The current struggle between the county and Reno is the issue of “automatic aid”, an arrangement whereby the closest fire engine responds to an emergency regardless of which jurisdiction it belongs to. For several months commissioners and city councilpersons have been wrangling over this because of the potential costs and unresolved reimbursement arrangements to the responding jurisdiction.
This month three commissioners, Weber, Breternitz and Humke, frustrated by intransigence of the Reno Council, voted to place the issue as an advisory question for voters this fall. Commissioners Jung and Larkin dissented. Sparks residents will be excluded from the ballot, but apparently we in Incline/Crystal Bay will vote on this issue, even though it doesn’t affect us at all.

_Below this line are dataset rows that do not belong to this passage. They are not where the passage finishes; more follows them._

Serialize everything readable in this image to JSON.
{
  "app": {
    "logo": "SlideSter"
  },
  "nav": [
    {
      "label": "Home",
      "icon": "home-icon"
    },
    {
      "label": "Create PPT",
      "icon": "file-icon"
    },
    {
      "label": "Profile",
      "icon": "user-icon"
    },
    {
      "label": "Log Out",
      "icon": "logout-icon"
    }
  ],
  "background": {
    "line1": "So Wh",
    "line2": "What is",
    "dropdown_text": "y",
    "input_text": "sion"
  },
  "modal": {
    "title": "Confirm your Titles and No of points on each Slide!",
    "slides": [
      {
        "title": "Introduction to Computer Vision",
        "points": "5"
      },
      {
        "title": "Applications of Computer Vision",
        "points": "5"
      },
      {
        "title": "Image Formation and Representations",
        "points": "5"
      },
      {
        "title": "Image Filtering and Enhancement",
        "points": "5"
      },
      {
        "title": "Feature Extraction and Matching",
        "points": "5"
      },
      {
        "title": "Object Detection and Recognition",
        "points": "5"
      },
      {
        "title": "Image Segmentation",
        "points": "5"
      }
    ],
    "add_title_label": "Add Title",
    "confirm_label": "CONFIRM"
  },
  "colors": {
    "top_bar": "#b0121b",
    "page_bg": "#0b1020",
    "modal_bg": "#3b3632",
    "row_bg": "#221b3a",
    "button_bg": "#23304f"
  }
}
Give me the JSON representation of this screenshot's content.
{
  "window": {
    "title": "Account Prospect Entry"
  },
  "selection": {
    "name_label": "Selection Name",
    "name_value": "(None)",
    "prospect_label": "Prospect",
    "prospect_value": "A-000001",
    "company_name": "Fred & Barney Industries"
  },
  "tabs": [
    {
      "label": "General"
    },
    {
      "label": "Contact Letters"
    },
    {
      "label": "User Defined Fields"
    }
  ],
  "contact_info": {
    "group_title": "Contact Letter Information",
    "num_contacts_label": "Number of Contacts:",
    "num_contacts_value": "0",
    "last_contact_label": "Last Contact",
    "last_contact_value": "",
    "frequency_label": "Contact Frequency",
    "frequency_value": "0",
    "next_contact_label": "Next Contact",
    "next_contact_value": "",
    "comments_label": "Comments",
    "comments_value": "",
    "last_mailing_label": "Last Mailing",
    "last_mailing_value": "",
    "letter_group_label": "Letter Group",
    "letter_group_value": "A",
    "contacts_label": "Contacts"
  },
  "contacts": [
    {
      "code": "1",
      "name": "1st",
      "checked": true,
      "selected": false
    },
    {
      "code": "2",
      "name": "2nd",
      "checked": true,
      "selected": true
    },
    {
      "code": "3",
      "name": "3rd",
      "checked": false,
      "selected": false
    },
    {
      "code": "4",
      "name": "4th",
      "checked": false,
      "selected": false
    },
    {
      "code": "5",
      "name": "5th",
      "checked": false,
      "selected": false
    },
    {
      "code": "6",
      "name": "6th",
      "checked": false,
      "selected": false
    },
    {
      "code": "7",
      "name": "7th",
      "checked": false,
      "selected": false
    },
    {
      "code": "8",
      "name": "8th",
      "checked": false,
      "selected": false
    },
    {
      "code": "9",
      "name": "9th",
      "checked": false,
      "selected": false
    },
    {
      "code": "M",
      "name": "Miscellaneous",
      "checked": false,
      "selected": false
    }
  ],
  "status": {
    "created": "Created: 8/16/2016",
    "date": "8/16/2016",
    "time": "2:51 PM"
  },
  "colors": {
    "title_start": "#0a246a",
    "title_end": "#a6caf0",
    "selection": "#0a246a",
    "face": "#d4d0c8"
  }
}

Response was swift. UNR Political Science Professor Eric Herzic said: “It’s a pretty meaningless initiative; the public will say the closest fire truck should come . . . but it doesn’t get into any details about cost, reimbursement . . . or staffing.” TMCC Political Science Professor Fred Lokken said: “This is nuts. This smacks of more politics . . . when we’re dealing with an essential service.”
And in a searing editorial captioned “Pointless ballot question will be counterproductive,” the Reno Gazette Journal recalled that 10 years ago the public was asked whether to lower the train tracks running through Reno. Although the public voted resoundingly “no,” officials borrowed up to the gizzard to lower the tracks anyway. The editorial asks: “who wouldn’t vote for top notch fire services when there is no discussion of costs?”
So the measure just kicks the can down the road to November, after which commissioners and councilpersons will still have to deal with the issue . . . a meaningless delay occurring during the most dangerous fire season in recent memory.
But wait, there’s more. Right after the meeting Commissioner Humke – the swing vote – announced that he wanted to bring a motion for reconsideration of the issue. So the whole thing goes away, right? No. The meeting had adjourned, so action will have to wait for the next meeting.
But don’t bother, Assistant District Attorney Paul Lipparelli told commissioners. The statutory deadline for ballot measures has passed and it can’t be undone.
Then last Thursday, the City Council reacted with a proposed ballot question of their own that would ask Reno voters whether they want to subsidize fire protection in unincorporated Washoe County.
Come on, guys and gals, quit squabbling! Winston Churchill must be longing for the good old days of Henry VIII.
(Jim Clark is President of Republican Advocates and has served on the Washoe County & Nevada State GOP Central Committees; he can be reached at firstname.lastname@example.org)